Exercise brief
Your copy should match the listing below word for word, with no images in it.

Given entries
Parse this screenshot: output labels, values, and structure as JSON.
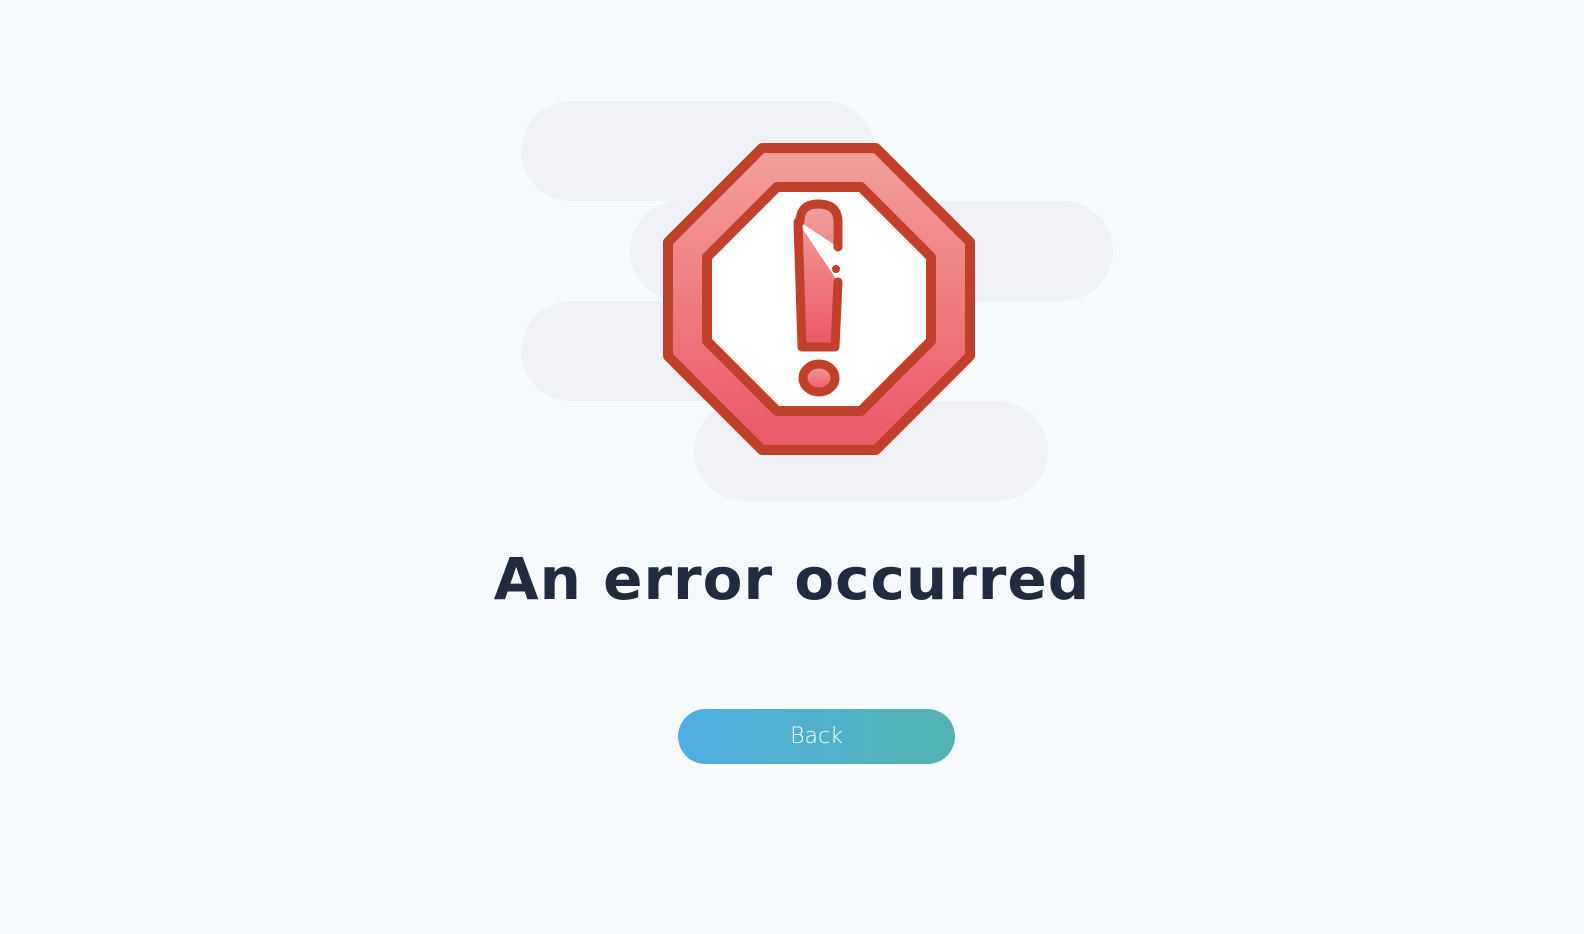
{
  "page": {
    "title": "An error occurred",
    "back_label": "Back",
    "icon": "error-octagon-exclamation-icon"
  },
  "colors": {
    "background": "#f6f9fd",
    "accent_start": "#4faee3",
    "accent_end": "#52b3b0",
    "icon_stroke": "#c0402a",
    "icon_fill": "#ec5a68",
    "title": "#222a40"
  }
}
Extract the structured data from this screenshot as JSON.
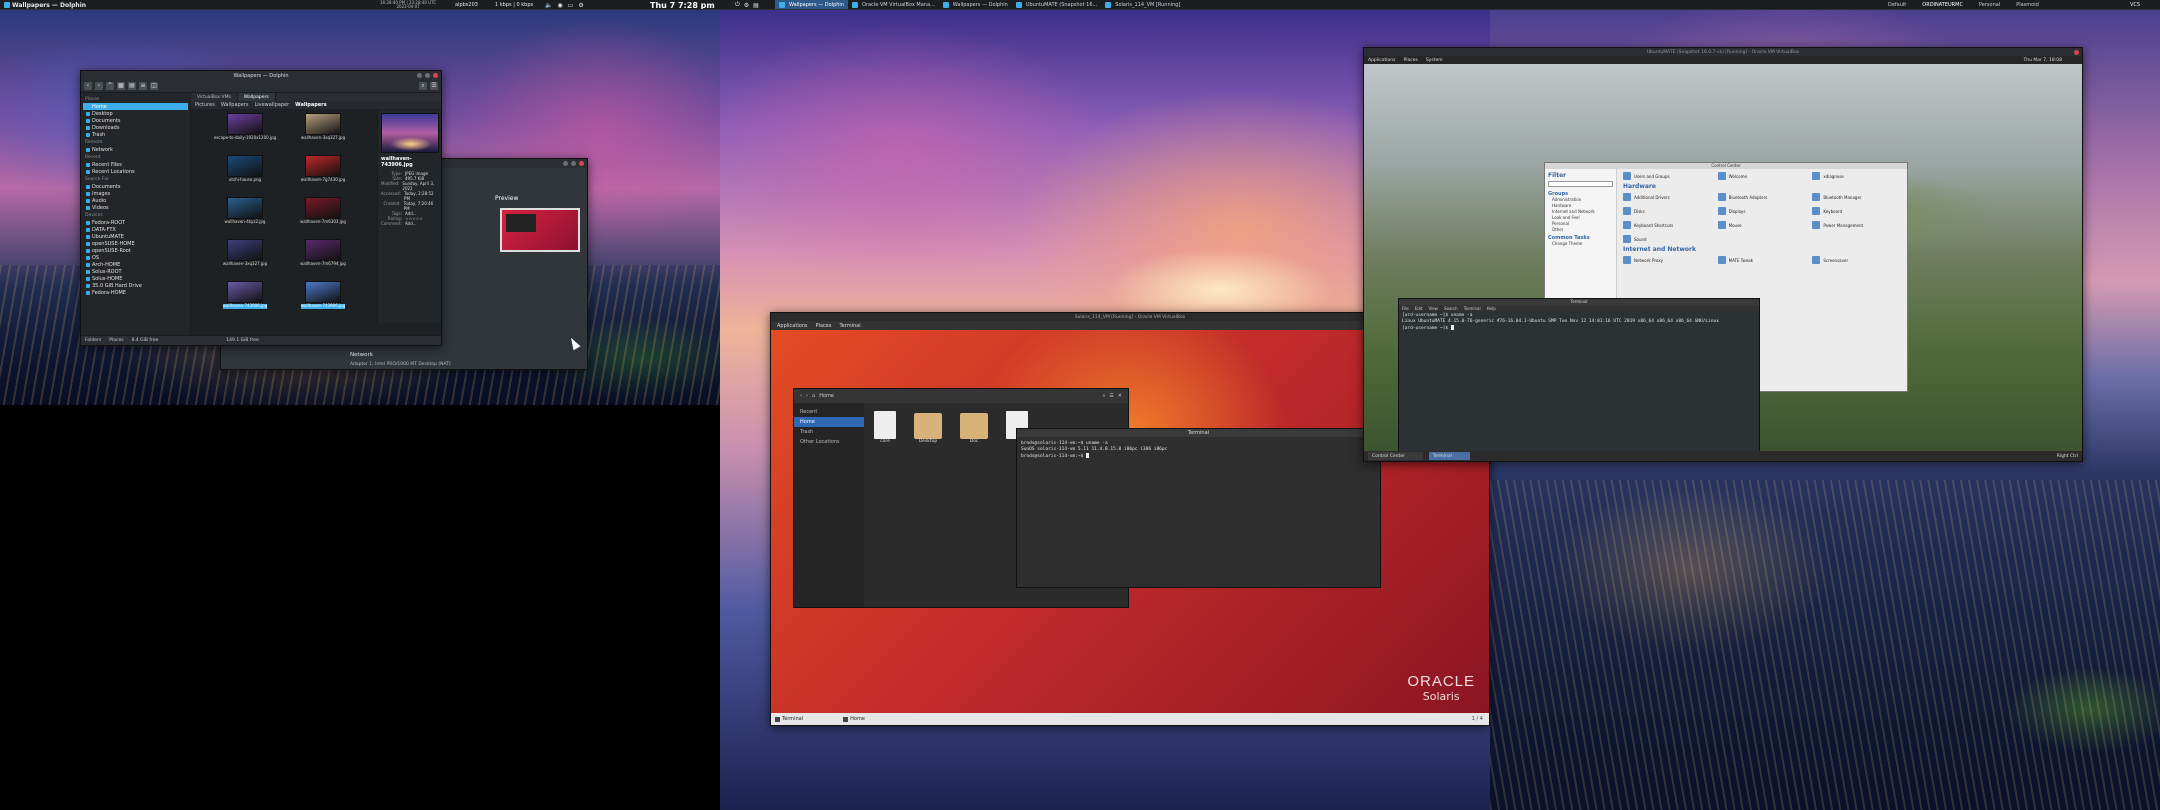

Response to the exercise
Parse this screenshot: output labels, values, and structure as JSON.
{
  "page": {
    "title": "An error occurred",
    "back_label": "Back",
    "icon": "error-octagon-exclamation-icon"
  },
  "colors": {
    "background": "#f6f9fd",
    "accent_start": "#4faee3",
    "accent_end": "#52b3b0",
    "icon_stroke": "#c0402a",
    "icon_fill": "#ec5a68",
    "title": "#222a40"
  }
}
Extract the structured data from this screenshot as JSON.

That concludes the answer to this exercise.